Short Reflection, II

In May 2016, after the hubbub of Mother’s Day had passed, I sat down to write a short reflection on what Mother’s Day felt like from my perspective: a daughter who is slowly losing her mother. Mom had come to visit last May at a time when my mother-in-law was also present, and the contrast between the two women was striking. My mom struggled to keep up with conversations that my mother-in-law, who is not in the throes of Alzheimer’s, could easily maintain. It was clear, with both women in the room, just how far gone my mother already was. I remember thinking that I wasn’t quite sure what another year would bring.

And I haven’t written much about Mom’s decline in the year since then, with the exception of what’s happening with respect to phone calls. It’s difficult to call and speak to my mother. She absolutely cannot find the proper words to answer a question, and it’s like a guessing game when I speak to her.

Me: How are you?

Mom: It’s all good . . . yes.

Me: What are you doing today?

Mom: Well . . . I think we’ll . . . you know, we need to go . . .  your Dad said  . . .

No, I don’t know what my dad said and if I press further, sometimes Mom will just give him the phone or inform me that he’s not home. On days like that, when Dad’s not there to take over the stilted conversation, Mom will give in and end the conversation with a huge sigh. Other times, she will miraculously be able to find these words, “I cannot find the words I’m looking for.” At times like that, I’m happy for her: she can vent her rage, at least a little, and she has made herself clear to me.  I can validate her feelings, and sympathize with her, but other than telling her that I understand and I can call back later, there’s nothing I can do, especially from four hours away.

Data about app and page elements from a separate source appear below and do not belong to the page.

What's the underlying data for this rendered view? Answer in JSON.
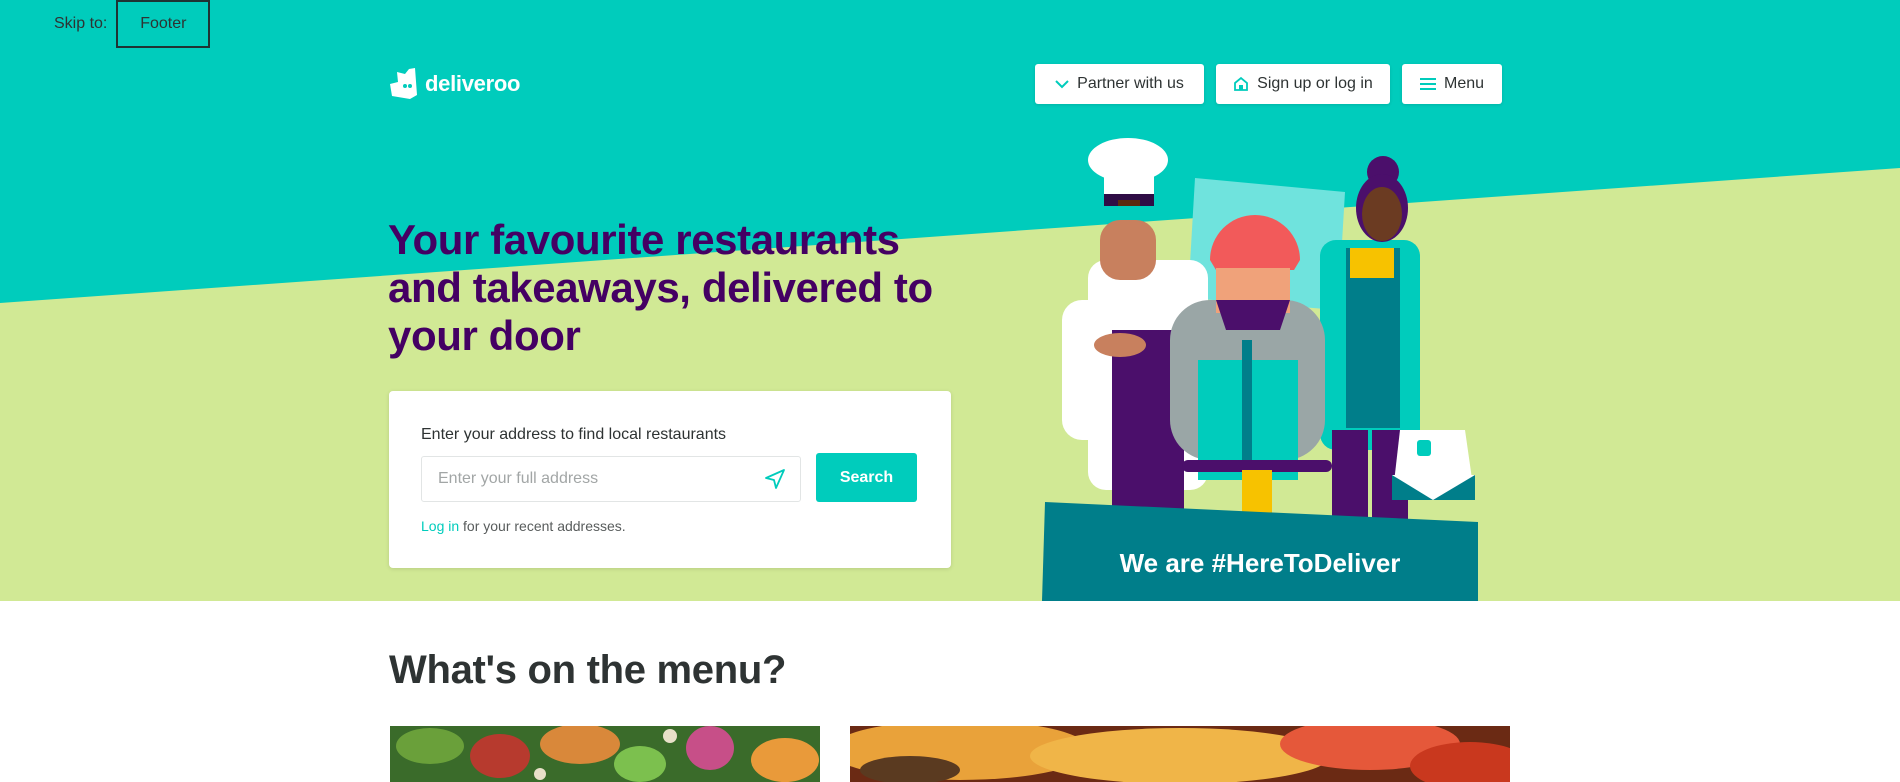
{
  "skip": {
    "label": "Skip to:",
    "footer": "Footer"
  },
  "brand": {
    "name": "deliveroo"
  },
  "header": {
    "partner_label": "Partner with us",
    "signup_label": "Sign up or log in",
    "menu_label": "Menu"
  },
  "hero": {
    "headline": "Your favourite restaurants and takeaways, delivered to your door",
    "banner": "We are #HereToDeliver"
  },
  "search": {
    "label": "Enter your address to find local restaurants",
    "placeholder": "Enter your full address",
    "value": "",
    "button": "Search",
    "login_link": "Log in",
    "login_hint": " for your recent addresses."
  },
  "menu_section": {
    "title": "What's on the menu?"
  },
  "icons": {
    "partner": "chevron-down-icon",
    "signup": "home-icon",
    "menu": "hamburger-icon",
    "location": "location-arrow-icon"
  },
  "colors": {
    "teal": "#00ccbc",
    "lime": "#d1e995",
    "purple": "#440063",
    "dark_teal": "#007e8a",
    "text": "#2e3333"
  }
}
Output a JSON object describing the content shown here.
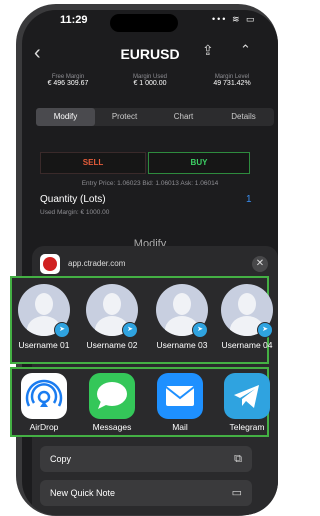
{
  "status": {
    "time": "11:29",
    "icons": "••• ≋ ▭"
  },
  "nav": {
    "title": "EURUSD",
    "back_icon": "‹",
    "share_icon": "⇪",
    "collapse_icon": "⌃"
  },
  "stats": [
    {
      "label": "Free Margin",
      "value": "€ 496 309.67"
    },
    {
      "label": "Margin Used",
      "value": "€ 1 000.00"
    },
    {
      "label": "Margin Level",
      "value": "49 731.42%"
    }
  ],
  "tabs": [
    "Modify",
    "Protect",
    "Chart",
    "Details"
  ],
  "order": {
    "sell_label": "SELL",
    "buy_label": "BUY",
    "prices": "Entry Price: 1.06023  Bid: 1.06013  Ask: 1.06014",
    "quantity_label": "Quantity (Lots)",
    "quantity_value": "1",
    "used_margin": "Used Margin: € 1000.00",
    "modify_label": "Modify"
  },
  "share": {
    "url": "app.ctrader.com",
    "close_icon": "✕",
    "contacts": [
      {
        "name": "Username 01"
      },
      {
        "name": "Username 02"
      },
      {
        "name": "Username 03"
      },
      {
        "name": "Username 04"
      }
    ],
    "apps": [
      {
        "name": "AirDrop",
        "icon": "airdrop-icon"
      },
      {
        "name": "Messages",
        "icon": "messages-icon"
      },
      {
        "name": "Mail",
        "icon": "mail-icon"
      },
      {
        "name": "Telegram",
        "icon": "telegram-icon"
      }
    ],
    "actions": [
      {
        "label": "Copy",
        "icon": "copy-icon"
      },
      {
        "label": "New Quick Note",
        "icon": "quick-note-icon"
      }
    ]
  },
  "colors": {
    "accent_green": "#44b044",
    "sell": "#e45c3a",
    "buy": "#3cd164",
    "link": "#3a8ef0"
  }
}
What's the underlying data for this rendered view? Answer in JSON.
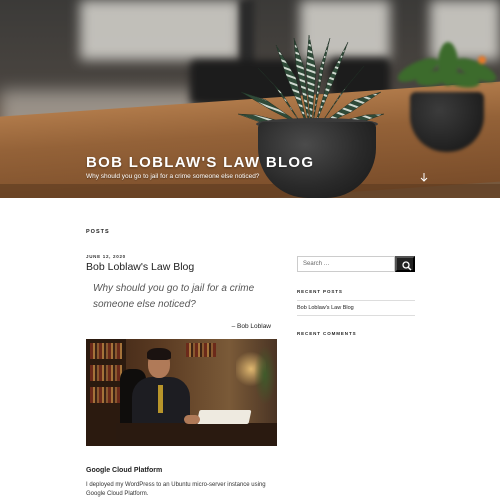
{
  "header": {
    "site_title": "Bob Loblaw's Law Blog",
    "site_description": "Why should you go to jail for a crime someone else noticed?",
    "scroll_icon": "arrow-down-icon"
  },
  "main": {
    "section_heading": "POSTS",
    "post": {
      "date": "JUNE 12, 2020",
      "title": "Bob Loblaw's Law Blog",
      "quote": "Why should you go to jail for a crime someone else noticed?",
      "quote_cite": "– Bob Loblaw",
      "subheading": "Google Cloud Platform",
      "body": "I deployed my WordPress to an Ubuntu micro-server instance using Google Cloud Platform."
    }
  },
  "sidebar": {
    "search": {
      "placeholder": "Search …",
      "button_icon": "search-icon"
    },
    "recent_posts_heading": "RECENT POSTS",
    "recent_posts": [
      "Bob Loblaw's Law Blog"
    ],
    "recent_comments_heading": "RECENT COMMENTS"
  },
  "colors": {
    "header_text": "#ffffff",
    "button_bg": "#222222",
    "text": "#222222"
  }
}
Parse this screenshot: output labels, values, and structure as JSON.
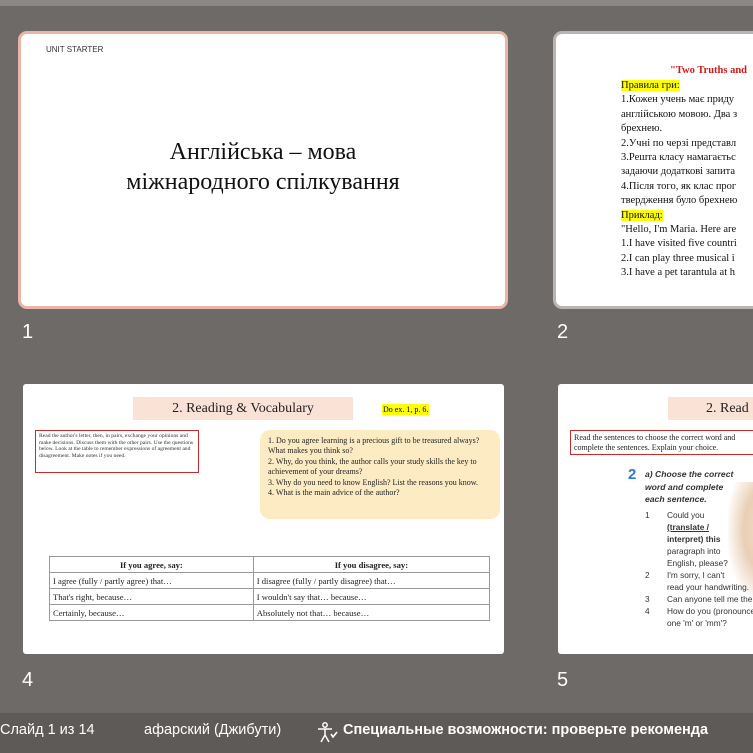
{
  "slides": [
    {
      "number": "1",
      "unit_label": "UNIT STARTER",
      "title_line1": "Англійська – мова",
      "title_line2": "міжнародного спілкування"
    },
    {
      "number": "2",
      "heading": "\"Two Truths and",
      "rules_label": "Правила гри:",
      "lines": [
        "1.Кожен учень має приду",
        "англійською мовою. Два з",
        "брехнею.",
        "2.Учні по черзі представл",
        "3.Решта класу намагаєтьс",
        "задаючи додаткові запита",
        "4.Після того, як клас прог",
        "твердження було брехнею"
      ],
      "example_label": "Приклад:",
      "example_lines": [
        "\"Hello, I'm Maria. Here are",
        "1.I have visited five countri",
        "2.I can play three musical i",
        "3.I have a pet tarantula at h"
      ]
    },
    {
      "number": "4",
      "heading": "2. Reading & Vocabulary",
      "do_ex": "Do ex. 1, p. 6.",
      "instructions": "Read the author's letter, then, in pairs, exchange your opinions and make decisions. Discuss them with the other pairs. Use the questions below. Look at the table to remember expressions of agreement and disagreement. Make notes if you need.",
      "questions": [
        "1. Do you agree learning is a precious gift to be treasured always? What makes you think so?",
        "2. Why, do you think, the author calls your study skills the key to achievement of your dreams?",
        "3. Why do you need to know English? List the reasons you know.",
        "4. What is the main advice of the author?"
      ],
      "table": {
        "headers": [
          "If you agree, say:",
          "If you disagree, say:"
        ],
        "rows": [
          [
            "I agree (fully / partly agree) that…",
            "I disagree (fully / partly disagree) that…"
          ],
          [
            "That's right, because…",
            "I wouldn't say that… because…"
          ],
          [
            "Certainly, because…",
            "Absolutely not that… because…"
          ]
        ]
      }
    },
    {
      "number": "5",
      "heading": "2. Read",
      "instructions_line1": "Read the sentences to choose the correct word and",
      "instructions_line2": "complete the sentences. Explain your choice.",
      "task_number": "2",
      "task_lines": [
        "a) Choose the correct",
        "word and complete",
        "each sentence."
      ],
      "items": [
        {
          "n": "1",
          "lines": [
            "Could you",
            "(translate /",
            "interpret) this",
            "paragraph into",
            "English, please?"
          ]
        },
        {
          "n": "2",
          "lines": [
            "I'm sorry, I can't",
            "read your handwriting."
          ]
        },
        {
          "n": "3",
          "lines": [
            "Can anyone tell me the"
          ]
        },
        {
          "n": "4",
          "lines": [
            "How do you (pronounce",
            "one 'm' or 'mm'?"
          ]
        }
      ]
    }
  ],
  "statusbar": {
    "slide_info": "Слайд 1 из 14",
    "language": "афарский (Джибути)",
    "accessibility": "Специальные возможности: проверьте рекоменда"
  },
  "colors": {
    "background": "#6e6a67",
    "selected_border": "#e9b5a7",
    "heading_fill": "#fbe2d7",
    "question_box": "#fdebc3",
    "highlight": "#ffff00",
    "red_text": "#d01919"
  }
}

I wasn’t with Mom this year at Mother’s Day. And when I called to wish her a good day, she simply said “Okay. Yeah. Yes.” Clearly she didn’t understand the reason for my call and it wasn’t until my Dad shouted, “Happy Mother’s Day to you,” that Mom piped in, “Oh yes, to you, too.” Like my Dad’s reminder prodded her mind to form the words proper etiquette dictated.

I didn’t take offense, and truthfully, I didn’t feel sad, either. I’m a realist and a scientist. I know what’s down the pike and my mom’s trajectory, so far, is just as a textbook might describe. I’m no clinician, but if I look at the stages of Alzheimer’s, and compare them to what Mom is experiencing, she’s probably sitting right in the middle of Stage 5: she’s often confused, probably doesn’t know her phone number or address, but can still dress independently. With seven total stages, we have two more to go.

What does that mean for Mom? Well, we’re two years past a diagnosis, and according to,

On average, people age 65 and over survive four to eight years after Alzheimer’s diagnosis. However, some live for as many as 20 years. The bulk of that time (around 40%) will be spent in the most severe Alzheimer’s stage.

That means that the next couple of years will be very telling, to say the least, and the most arduous part of the journey is yet to come.

I’m not sure I can prepare for that future in any way, but I can prepare to assess and document the changes I see in Mom, especially on a yearly basis. So what began as a simple reflection on my part has morphed, in my eyes, into a series of posts. Next year around this time, expect installment number three. I’m not sure what that short reflection will actually reflect, but I’m pretty sure the news won’t be positive.

In the meantime, I’ll go call Mom and try again to reach her.

Written by

Christina Consolino is a mother, dreamer, author, editor and teacher from Dayton, Ohio. She's a member of the Plot Sisters and teaches Anatomy & Physiology at Sinclair Community College. She writes literary women's fiction, personal essays and more.